=== WHAT IS NEEDED ===
Even where a line looks wrong, copy it exactly and include every entry.

Start of EXTRACTED ENTRIES

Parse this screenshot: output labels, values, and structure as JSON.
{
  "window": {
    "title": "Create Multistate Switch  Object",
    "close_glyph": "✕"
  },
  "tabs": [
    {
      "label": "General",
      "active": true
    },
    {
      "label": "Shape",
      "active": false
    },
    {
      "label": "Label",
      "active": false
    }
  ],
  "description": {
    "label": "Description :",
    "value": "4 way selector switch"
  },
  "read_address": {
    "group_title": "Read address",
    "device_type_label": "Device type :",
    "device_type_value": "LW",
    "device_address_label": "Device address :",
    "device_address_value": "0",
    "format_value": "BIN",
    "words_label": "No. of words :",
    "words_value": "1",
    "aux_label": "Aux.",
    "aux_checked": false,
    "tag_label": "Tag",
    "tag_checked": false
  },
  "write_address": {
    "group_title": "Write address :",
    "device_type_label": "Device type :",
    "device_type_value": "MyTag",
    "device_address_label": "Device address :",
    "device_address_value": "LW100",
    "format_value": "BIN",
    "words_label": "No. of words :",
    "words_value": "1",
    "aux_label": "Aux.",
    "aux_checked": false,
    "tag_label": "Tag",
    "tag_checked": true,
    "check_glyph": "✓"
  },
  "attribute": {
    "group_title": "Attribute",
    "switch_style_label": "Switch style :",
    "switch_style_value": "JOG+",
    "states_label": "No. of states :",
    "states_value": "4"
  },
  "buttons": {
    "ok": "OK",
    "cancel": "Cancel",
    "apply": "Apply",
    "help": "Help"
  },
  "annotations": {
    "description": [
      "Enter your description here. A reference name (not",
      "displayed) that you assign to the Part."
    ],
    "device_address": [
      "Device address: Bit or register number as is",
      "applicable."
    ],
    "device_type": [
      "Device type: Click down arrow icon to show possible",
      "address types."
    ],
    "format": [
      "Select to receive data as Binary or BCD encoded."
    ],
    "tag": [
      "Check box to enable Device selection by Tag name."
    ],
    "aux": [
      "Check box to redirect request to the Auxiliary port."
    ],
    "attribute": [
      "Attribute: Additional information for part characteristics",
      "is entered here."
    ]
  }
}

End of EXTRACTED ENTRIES

=== WRITTEN ANSWER ===
Parse this screenshot: output labels, values, and structure as JSON.
{
  "window": {
    "title": "Create Multistate Switch  Object",
    "close_glyph": "✕"
  },
  "tabs": [
    {
      "label": "General",
      "active": true
    },
    {
      "label": "Shape",
      "active": false
    },
    {
      "label": "Label",
      "active": false
    }
  ],
  "description": {
    "label": "Description :",
    "value": "4 way selector switch"
  },
  "read_address": {
    "group_title": "Read address",
    "device_type_label": "Device type :",
    "device_type_value": "LW",
    "device_address_label": "Device address :",
    "device_address_value": "0",
    "format_value": "BIN",
    "words_label": "No. of words :",
    "words_value": "1",
    "aux_label": "Aux.",
    "aux_checked": false,
    "tag_label": "Tag",
    "tag_checked": false
  },
  "write_address": {
    "group_title": "Write address :",
    "device_type_label": "Device type :",
    "device_type_value": "MyTag",
    "device_address_label": "Device address :",
    "device_address_value": "LW100",
    "format_value": "BIN",
    "words_label": "No. of words :",
    "words_value": "1",
    "aux_label": "Aux.",
    "aux_checked": false,
    "tag_label": "Tag",
    "tag_checked": true,
    "check_glyph": "✓"
  },
  "attribute": {
    "group_title": "Attribute",
    "switch_style_label": "Switch style :",
    "switch_style_value": "JOG+",
    "states_label": "No. of states :",
    "states_value": "4"
  },
  "buttons": {
    "ok": "OK",
    "cancel": "Cancel",
    "apply": "Apply",
    "help": "Help"
  },
  "annotations": {
    "description": [
      "Enter your description here. A reference name (not",
      "displayed) that you assign to the Part."
    ],
    "device_address": [
      "Device address: Bit or register number as is",
      "applicable."
    ],
    "device_type": [
      "Device type: Click down arrow icon to show possible",
      "address types."
    ],
    "format": [
      "Select to receive data as Binary or BCD encoded."
    ],
    "tag": [
      "Check box to enable Device selection by Tag name."
    ],
    "aux": [
      "Check box to redirect request to the Auxiliary port."
    ],
    "attribute": [
      "Attribute: Additional information for part characteristics",
      "is entered here."
    ]
  }
}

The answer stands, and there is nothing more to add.